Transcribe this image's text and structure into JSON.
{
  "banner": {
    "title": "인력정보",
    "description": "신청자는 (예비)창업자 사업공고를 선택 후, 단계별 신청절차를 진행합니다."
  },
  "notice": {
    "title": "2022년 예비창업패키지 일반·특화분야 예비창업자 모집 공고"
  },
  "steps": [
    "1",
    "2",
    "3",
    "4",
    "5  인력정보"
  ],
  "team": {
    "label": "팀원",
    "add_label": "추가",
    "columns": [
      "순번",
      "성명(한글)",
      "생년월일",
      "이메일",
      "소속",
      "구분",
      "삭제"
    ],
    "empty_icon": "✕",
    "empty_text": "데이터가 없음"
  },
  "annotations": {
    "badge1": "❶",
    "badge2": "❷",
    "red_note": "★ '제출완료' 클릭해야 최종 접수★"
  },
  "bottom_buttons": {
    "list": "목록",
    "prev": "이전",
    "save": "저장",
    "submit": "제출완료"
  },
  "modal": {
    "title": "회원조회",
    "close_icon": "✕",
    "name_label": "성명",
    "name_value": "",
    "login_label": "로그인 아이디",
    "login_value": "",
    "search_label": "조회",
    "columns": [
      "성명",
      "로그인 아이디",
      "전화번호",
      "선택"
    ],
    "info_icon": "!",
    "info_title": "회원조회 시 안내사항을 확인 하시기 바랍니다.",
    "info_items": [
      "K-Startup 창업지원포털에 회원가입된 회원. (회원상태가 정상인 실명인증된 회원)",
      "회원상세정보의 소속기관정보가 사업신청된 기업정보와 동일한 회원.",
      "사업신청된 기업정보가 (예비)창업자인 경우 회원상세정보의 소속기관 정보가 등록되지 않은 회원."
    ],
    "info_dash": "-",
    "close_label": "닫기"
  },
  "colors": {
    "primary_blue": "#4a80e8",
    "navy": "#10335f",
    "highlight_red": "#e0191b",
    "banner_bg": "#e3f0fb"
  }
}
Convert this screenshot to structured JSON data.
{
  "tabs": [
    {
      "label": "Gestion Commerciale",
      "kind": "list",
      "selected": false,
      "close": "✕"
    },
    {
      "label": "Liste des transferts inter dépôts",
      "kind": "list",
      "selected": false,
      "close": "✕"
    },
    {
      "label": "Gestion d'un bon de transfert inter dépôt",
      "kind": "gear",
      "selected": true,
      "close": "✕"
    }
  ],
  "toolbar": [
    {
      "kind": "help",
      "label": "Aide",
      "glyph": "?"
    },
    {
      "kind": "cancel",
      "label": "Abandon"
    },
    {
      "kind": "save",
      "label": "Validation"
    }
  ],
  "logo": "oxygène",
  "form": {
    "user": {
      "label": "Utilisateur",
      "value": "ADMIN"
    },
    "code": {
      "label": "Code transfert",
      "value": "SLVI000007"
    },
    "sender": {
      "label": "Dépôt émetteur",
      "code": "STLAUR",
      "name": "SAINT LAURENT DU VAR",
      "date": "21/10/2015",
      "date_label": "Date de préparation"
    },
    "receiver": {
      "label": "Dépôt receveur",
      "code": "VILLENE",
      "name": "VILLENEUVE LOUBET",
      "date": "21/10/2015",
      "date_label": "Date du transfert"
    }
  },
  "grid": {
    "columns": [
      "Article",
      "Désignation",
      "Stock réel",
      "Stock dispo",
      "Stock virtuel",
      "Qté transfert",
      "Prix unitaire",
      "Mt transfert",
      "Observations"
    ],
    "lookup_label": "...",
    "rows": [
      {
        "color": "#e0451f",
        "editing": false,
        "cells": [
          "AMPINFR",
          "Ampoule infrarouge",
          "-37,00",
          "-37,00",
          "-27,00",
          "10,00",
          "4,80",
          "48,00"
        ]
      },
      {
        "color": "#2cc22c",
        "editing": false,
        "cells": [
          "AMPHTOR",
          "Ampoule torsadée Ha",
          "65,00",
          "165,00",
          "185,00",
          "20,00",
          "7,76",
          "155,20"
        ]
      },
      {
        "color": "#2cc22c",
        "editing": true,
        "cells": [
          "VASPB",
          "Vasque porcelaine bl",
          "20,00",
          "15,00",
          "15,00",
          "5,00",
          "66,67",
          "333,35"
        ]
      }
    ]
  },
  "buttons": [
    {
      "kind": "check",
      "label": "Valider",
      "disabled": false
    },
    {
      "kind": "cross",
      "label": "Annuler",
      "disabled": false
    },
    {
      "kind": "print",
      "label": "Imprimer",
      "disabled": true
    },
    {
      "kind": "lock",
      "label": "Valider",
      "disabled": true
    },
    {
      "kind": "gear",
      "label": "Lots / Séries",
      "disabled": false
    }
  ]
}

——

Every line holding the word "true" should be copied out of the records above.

      "selected": true,
        "editing": true,
      "disabled": true
      "disabled": true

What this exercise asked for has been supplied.